Mary McLeod Bethune was president of the college from 1904 to 1942 and from 1946 to 1947. It was accredited as a junior college in 1934 and became a four-year college in 1941. Bethune-Cookman University maintains close ties to The United Methodist Church.

In 1953, Mary McLeod Bethune’s home on the college campus was dedicated as the Mary McLeod Bethune Foundation. It is now a museum that recalls her many contributions to her people, her church, and her country.

Bethune’s last Will and Testament concludes, “If I have a legacy to leave my people, it is my philosophy of living and serving. As I face tomorrow, I am content. I pray now that my philosophy may be helpful to those who share my vision of a world of peace.”

Points of interest at this Heritage Landmark: Mary McLeod Bethune’s two-story frame home was built about 1914, and she lived there until her death. The home is now open as a museum with memorabilia from her life and work. Among these are her books, personal papers, trophies, plaques, and photographs. She also had an extensive collection of elephant figurines, an animal she admired for its strength and powers of memory.

Mary McLeod Bethune is buried on the campus, adjacent to the home that she willed to the American people.

Special events: Mary McLeod Bethune’s birthday (July 2) is celebrated each year, as is Founder’s Day (October 2). Bethune’s death (May 18) is also commemorated annually.

Area attractions: In the area are the beaches of Florida’s Atlantic coast; Ocala National Forest, just west of Daytona Beach; and Orlando, fifty miles southwest on Interstate 4.

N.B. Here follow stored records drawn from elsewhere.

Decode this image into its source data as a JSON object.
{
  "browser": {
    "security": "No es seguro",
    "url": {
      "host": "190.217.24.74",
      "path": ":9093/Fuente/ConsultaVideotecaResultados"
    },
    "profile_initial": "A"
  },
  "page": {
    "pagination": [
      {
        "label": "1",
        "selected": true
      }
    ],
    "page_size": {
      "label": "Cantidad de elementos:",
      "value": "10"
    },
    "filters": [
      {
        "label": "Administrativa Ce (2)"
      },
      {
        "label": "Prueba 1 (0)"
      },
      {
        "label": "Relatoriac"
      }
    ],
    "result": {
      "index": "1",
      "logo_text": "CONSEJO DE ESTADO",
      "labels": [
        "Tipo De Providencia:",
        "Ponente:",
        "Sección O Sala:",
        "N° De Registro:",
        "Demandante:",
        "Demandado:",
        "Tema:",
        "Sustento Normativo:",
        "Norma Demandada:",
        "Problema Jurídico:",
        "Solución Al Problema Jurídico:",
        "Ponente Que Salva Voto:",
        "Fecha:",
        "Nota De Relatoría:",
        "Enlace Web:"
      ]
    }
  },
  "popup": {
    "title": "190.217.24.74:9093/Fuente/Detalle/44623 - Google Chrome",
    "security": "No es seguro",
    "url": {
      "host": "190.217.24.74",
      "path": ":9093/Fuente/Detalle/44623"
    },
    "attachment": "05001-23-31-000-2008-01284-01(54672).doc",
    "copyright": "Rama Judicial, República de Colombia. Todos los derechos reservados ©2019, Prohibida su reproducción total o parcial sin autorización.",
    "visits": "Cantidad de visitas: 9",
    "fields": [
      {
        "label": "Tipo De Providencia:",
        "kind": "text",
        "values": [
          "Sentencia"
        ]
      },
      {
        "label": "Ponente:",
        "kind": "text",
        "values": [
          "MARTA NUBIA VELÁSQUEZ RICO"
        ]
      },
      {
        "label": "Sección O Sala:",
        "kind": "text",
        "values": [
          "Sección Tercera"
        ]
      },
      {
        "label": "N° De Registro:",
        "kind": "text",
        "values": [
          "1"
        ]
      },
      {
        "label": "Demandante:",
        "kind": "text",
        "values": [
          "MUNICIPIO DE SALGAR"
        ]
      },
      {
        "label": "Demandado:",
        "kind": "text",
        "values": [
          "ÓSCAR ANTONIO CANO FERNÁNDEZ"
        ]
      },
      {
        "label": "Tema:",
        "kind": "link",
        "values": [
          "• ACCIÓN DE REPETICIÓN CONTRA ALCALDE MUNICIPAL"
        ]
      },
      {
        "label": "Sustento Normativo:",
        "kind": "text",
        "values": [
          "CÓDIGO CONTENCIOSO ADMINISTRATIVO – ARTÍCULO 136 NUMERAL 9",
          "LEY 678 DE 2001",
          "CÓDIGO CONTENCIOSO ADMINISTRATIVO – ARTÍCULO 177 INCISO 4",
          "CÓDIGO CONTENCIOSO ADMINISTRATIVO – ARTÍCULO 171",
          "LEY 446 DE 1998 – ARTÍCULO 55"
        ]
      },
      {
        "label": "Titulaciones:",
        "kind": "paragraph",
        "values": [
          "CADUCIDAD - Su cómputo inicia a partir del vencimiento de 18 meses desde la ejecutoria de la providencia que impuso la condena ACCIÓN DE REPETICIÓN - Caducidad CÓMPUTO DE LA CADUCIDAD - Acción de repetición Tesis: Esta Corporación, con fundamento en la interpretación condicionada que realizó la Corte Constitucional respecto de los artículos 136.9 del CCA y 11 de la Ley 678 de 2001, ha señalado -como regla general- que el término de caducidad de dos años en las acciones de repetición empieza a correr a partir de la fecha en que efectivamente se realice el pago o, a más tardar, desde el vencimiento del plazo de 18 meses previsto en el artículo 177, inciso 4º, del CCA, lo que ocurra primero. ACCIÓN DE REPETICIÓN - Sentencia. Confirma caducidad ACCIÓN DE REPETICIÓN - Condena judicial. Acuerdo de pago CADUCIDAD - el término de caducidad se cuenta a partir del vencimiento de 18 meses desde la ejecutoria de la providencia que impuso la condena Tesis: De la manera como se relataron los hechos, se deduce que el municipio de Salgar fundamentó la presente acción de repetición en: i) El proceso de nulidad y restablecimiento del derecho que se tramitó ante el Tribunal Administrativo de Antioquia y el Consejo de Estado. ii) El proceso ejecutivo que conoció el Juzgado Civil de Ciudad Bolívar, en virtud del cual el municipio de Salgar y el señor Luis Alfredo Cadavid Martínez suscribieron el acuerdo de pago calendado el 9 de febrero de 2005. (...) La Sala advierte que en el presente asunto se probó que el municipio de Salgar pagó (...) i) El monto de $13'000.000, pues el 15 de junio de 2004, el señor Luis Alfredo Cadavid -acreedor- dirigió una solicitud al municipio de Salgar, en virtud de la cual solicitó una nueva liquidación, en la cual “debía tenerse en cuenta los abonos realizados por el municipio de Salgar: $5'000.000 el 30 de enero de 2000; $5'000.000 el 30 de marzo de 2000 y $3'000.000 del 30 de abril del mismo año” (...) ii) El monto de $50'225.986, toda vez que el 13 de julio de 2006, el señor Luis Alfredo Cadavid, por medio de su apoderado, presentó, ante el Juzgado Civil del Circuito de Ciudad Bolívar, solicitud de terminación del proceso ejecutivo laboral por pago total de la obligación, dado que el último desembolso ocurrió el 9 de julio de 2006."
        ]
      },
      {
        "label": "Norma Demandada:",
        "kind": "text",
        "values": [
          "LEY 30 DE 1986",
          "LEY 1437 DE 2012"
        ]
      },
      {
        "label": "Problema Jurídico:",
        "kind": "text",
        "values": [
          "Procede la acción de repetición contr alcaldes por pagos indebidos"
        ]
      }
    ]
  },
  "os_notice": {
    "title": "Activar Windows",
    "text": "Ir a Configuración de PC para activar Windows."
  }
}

To visit: The home is open Monday and Wednesday, 9:15-11:30 a.m., 1-2 p.m. Tuesday and Thursday, 1-4:30 p.m. Friday, 10:15-11:30 a.m., 3-4:30 p.m. Tours are limited to 20 persons at a time. It is best to visit while school is in session, September through July.

Location: Within the boundaries of the Florida Annual Conference in Volusia County, Florida. The Mary McLeod Bethune Home (headquarters of the Bethune Foundation) and her grave are on the campus of Bethune-Cookman University, 640 Dr. Mary McLeod Bethune Boulevard, Daytona Beach, FL.

Food and lodging: Daytona Beach has numerous restaurants and motels. The Volusia Mall and the Hampton Inn Airport, 1715 Volusia Ave., are near the university.

Directions: Take either Interstate 92 or 95 to Daytona Beach. Take Interstate 92 (Volusia Avenue) to Nova Road. Turn left to Dr. Mary McLeod Bethune Boulevard, and continue on Dr. Mary McLeod Bethune Boulevard to the university.

For further information, contact: Dr. Ashley Robertson, Curator, Bethune-Cookman University and Foundation, 640 Dr. Mary McLeod Bethune Boulevard, Daytona Beach, FL 32114.

To learn more about United Methodist history in this area:

Florida Annual Conference Archives, Roux Library, Florida Southern College, Lakeland, FL 33802; Nell Thrift, Annual Conference Commission chairperson.

James P. Brawley, Two Centuries of Methodist Concern: Bondage, Freedom, and Education of Black People(New York: Vantage Press, 1974)

Rackham Holt, Mary McLeod Bethune; A Biography (New York: Doubleday, 1964)